_WORK INSTRUCTION:_ Every line of the data below that holds the string "Questions" needs to be reported.

==== DATASET EXTRACT ====

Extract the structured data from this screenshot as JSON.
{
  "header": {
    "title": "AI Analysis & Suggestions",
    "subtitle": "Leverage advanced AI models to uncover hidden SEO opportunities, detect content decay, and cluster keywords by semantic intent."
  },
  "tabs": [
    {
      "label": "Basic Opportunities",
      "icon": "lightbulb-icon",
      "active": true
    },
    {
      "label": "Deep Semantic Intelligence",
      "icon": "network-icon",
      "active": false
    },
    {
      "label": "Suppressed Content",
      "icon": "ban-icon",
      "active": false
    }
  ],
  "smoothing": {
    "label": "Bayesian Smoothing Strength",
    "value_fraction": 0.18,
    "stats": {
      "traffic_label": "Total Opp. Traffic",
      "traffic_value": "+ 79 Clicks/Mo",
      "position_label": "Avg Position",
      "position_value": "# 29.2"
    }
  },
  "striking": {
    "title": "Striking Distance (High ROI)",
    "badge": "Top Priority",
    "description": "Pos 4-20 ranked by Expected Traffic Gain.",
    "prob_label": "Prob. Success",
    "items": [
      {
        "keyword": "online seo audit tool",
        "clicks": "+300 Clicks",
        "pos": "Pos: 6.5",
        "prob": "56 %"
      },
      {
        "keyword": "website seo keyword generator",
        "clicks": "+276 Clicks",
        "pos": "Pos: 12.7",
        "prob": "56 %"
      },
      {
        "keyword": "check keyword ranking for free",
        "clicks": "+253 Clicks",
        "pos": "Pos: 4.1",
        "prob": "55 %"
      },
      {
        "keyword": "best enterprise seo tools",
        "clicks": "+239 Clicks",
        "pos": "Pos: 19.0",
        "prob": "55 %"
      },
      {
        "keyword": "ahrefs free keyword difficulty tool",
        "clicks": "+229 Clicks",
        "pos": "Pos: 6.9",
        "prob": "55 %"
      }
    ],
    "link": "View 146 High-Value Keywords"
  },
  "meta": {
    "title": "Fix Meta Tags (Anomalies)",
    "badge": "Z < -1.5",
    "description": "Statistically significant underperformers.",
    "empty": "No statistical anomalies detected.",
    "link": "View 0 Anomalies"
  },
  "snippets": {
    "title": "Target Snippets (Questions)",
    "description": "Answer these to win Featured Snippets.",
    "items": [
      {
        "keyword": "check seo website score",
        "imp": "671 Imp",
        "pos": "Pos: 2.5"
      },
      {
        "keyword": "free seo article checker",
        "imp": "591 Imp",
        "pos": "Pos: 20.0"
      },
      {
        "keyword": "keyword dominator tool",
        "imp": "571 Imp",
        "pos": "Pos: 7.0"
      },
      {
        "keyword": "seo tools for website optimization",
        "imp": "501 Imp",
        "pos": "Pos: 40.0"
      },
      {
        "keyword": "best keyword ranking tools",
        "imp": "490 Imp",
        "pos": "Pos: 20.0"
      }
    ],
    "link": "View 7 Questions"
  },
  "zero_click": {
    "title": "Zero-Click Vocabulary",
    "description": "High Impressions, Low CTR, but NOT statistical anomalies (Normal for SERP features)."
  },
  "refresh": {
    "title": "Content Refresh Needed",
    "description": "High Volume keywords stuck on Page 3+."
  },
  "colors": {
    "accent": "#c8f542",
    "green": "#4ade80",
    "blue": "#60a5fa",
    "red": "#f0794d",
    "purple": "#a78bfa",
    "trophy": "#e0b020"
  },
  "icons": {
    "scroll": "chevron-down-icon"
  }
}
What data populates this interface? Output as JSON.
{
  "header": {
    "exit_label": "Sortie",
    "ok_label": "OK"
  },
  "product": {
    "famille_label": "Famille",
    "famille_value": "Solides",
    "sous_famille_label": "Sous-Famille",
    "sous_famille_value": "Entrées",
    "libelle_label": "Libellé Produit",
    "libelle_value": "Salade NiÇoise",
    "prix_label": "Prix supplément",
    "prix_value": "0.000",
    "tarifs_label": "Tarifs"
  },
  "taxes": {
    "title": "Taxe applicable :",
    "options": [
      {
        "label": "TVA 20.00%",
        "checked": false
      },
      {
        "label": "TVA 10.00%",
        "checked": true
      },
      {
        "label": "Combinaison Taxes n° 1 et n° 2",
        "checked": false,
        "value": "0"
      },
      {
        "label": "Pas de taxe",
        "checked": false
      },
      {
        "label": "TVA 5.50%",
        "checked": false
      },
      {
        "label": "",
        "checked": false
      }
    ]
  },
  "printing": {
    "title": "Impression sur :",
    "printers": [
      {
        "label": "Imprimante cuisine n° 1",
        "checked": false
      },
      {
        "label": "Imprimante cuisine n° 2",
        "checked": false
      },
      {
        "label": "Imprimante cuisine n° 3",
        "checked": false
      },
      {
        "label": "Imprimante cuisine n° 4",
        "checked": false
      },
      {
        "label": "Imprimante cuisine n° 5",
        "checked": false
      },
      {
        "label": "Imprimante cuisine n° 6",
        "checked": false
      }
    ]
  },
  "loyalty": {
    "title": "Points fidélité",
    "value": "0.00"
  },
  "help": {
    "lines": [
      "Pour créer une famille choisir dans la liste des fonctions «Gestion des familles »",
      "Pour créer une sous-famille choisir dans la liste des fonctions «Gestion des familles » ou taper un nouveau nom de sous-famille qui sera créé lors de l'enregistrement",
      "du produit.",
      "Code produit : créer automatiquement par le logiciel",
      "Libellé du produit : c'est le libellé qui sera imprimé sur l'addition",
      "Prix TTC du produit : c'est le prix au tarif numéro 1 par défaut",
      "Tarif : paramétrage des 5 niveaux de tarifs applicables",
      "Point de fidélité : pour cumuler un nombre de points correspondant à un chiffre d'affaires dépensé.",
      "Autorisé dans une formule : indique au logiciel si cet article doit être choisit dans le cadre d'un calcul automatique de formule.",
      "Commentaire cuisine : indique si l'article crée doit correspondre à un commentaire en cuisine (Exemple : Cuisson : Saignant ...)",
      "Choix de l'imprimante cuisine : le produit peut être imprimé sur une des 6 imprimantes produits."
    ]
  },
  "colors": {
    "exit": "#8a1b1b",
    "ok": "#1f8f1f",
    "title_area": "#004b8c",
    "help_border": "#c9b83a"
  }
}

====

_ANSWER TO THE EXERCISE:_
    "title": "Target Snippets (Questions)",
    "link": "View 7 Questions"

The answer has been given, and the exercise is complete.